Consider a 4-year degree program. We’ve heard of a few institutions considering this type of education. Typically, it would take a minimum of 2 years to develop the curriculum, and another 4 years to graduate a student. When you put that in context of the cannabis industry, it’s the equivalent of a lifetime. When I look back to when I started working in the space in 2015 as compared to today, it looks nothing like it did. So, we have to ask, what jobs are they hoping to train these students for? This industry needs knowledge, don’t get us wrong, the more the better; but it also needs people trained for jobs that are available now. We simply can’t wait 6 years for graduates to fill these positions.

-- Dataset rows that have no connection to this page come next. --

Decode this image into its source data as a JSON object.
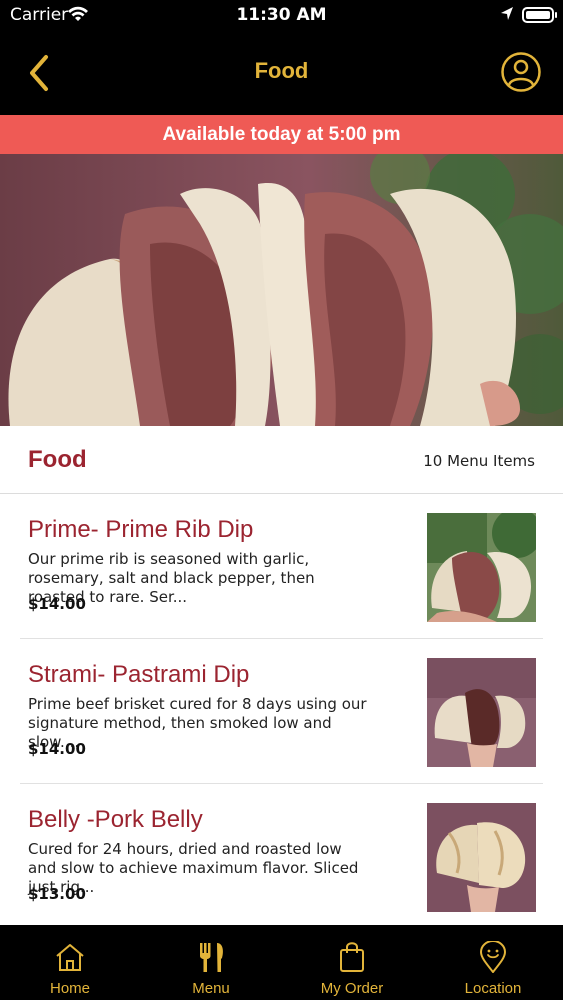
{
  "status_bar": {
    "carrier": "Carrier",
    "time": "11:30 AM"
  },
  "nav": {
    "title": "Food",
    "back_icon": "chevron-left-icon",
    "profile_icon": "user-circle-icon",
    "accent_color": "#e2b43a"
  },
  "banner": {
    "text": "Available today at 5:00 pm",
    "color": "#ef5a55"
  },
  "section": {
    "title": "Food",
    "count": "10 Menu Items"
  },
  "items": [
    {
      "name": "Prime- Prime Rib Dip",
      "description": "Our prime rib is seasoned with garlic, rosemary, salt and black pepper, then roasted to rare. Ser...",
      "price": "$14.00"
    },
    {
      "name": "Strami- Pastrami Dip",
      "description": "Prime beef brisket cured for 8 days using our signature method, then smoked low and slow....",
      "price": "$14.00"
    },
    {
      "name": "Belly -Pork Belly",
      "description": "Cured for 24 hours, dried and roasted low and slow to achieve maximum flavor. Sliced just rig...",
      "price": "$13.00"
    }
  ],
  "tabs": [
    {
      "label": "Home",
      "icon": "home-icon"
    },
    {
      "label": "Menu",
      "icon": "fork-knife-icon",
      "active": true
    },
    {
      "label": "My Order",
      "icon": "shopping-bag-icon"
    },
    {
      "label": "Location",
      "icon": "location-pin-icon"
    }
  ]
}
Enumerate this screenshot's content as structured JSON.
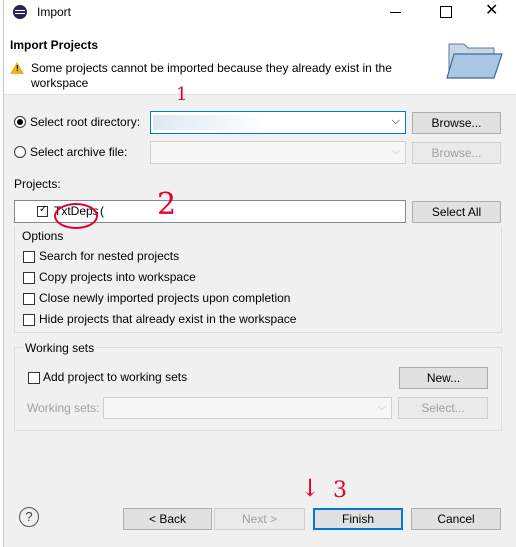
{
  "window": {
    "title": "Import"
  },
  "header": {
    "title": "Import Projects",
    "warning": "Some projects cannot be imported because they already exist in the",
    "warning_line2": "workspace"
  },
  "source": {
    "root_dir_label": "Select root directory:",
    "root_dir_value": "",
    "archive_label": "Select archive file:",
    "browse_label": "Browse...",
    "browse_disabled_label": "Browse..."
  },
  "projects": {
    "label": "Projects:",
    "items": [
      {
        "name": "TxtDeps",
        "suffix": "("
      }
    ],
    "select_all_label": "Select All"
  },
  "options": {
    "title": "Options",
    "items": [
      "Search for nested projects",
      "Copy projects into workspace",
      "Close newly imported projects upon completion",
      "Hide projects that already exist in the workspace"
    ]
  },
  "working_sets": {
    "title": "Working sets",
    "add_label": "Add project to working sets",
    "new_label": "New...",
    "sets_label": "Working sets:",
    "select_label": "Select..."
  },
  "footer": {
    "help": "?",
    "back": "< Back",
    "next": "Next >",
    "finish": "Finish",
    "cancel": "Cancel"
  },
  "annotations": {
    "one": "1",
    "two": "2",
    "three": "3",
    "arrow": "↓"
  },
  "colors": {
    "annotation": "#e4002b",
    "accent": "#0078d7",
    "warning": "#f2b01e"
  }
}
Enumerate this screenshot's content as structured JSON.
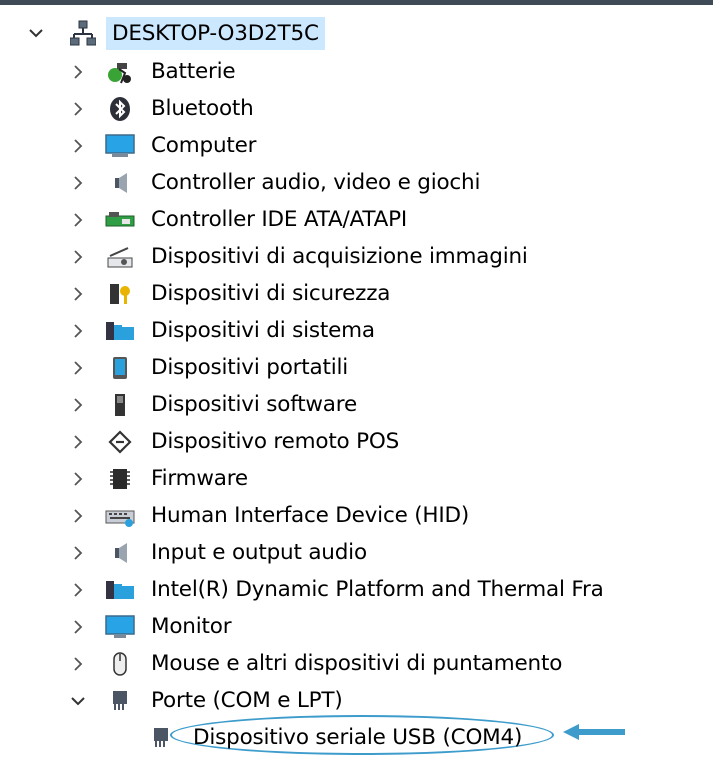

We started developing cannabis programming at CCI almost a year ago, and we can say we have had many rewrites in that time as the landscape keeps evolving. If we were trying to develop these programs within a public post-secondary institution, the curriculum development gauntlet just wouldn’t allow for a timely turnaround as it takes just as long to update curriculum as it does to create it. Which isn’t a big a deal when you are working with subject matter that doesn’t change substantially year over year, but the cannabis industry is a whole different ball game.
Don’t get us wrong, we’re not saying there isn’t huge value in the programming our fellow educators at public post-secondary institutions are developing, in fact, nothing could be further from the truth. We applaud their willingness to embrace this industry and to start to move it into the mainstream. We love the thought of high school students considering the cannabis industry as a career path. It is advances like this that help to remove the stigma around cannabis that will be so important for our industry moving forward.
That said, it is our hope that more post-secondary institutions will reach out to private companies and develop partnerships that bring both industry knowledge and curriculum development expertise together.
So, what’s our point?
Our advice to students looking to get training, as we mentioned in our previous blog, is to really evaluate the training program. Is it credible? When we say credible, we are referring to how the curriculum was developed. Who was involved and how credible is their experience and knowledge? Who’s teaching the course – have they done the work, do they have the necessary skills and experience? Not all instruction is equal.
When it comes to time and money, does the investment equal the job opportunities on the other end. we’ve seen some year long training programs that result in minimum wage, high turnover positions. The return on the investment just isn’t there.
It’s important to recognize expertise. There are some great private training companies out there, we would suggest CCI is one of them, but that would be self-serving, so let’s consider Microsoft as an example. They train and certify a substantial amount of people each year and are incredibly successful at it. This really isn’t surprising, why wouldn’t they be? Who is more qualified to train on their systems than they are? We’d argue you could say the same for the cannabis industry.
For more information about CCI’s training programs, go to https://www.cannabiscomplianceinc.com/training/programs/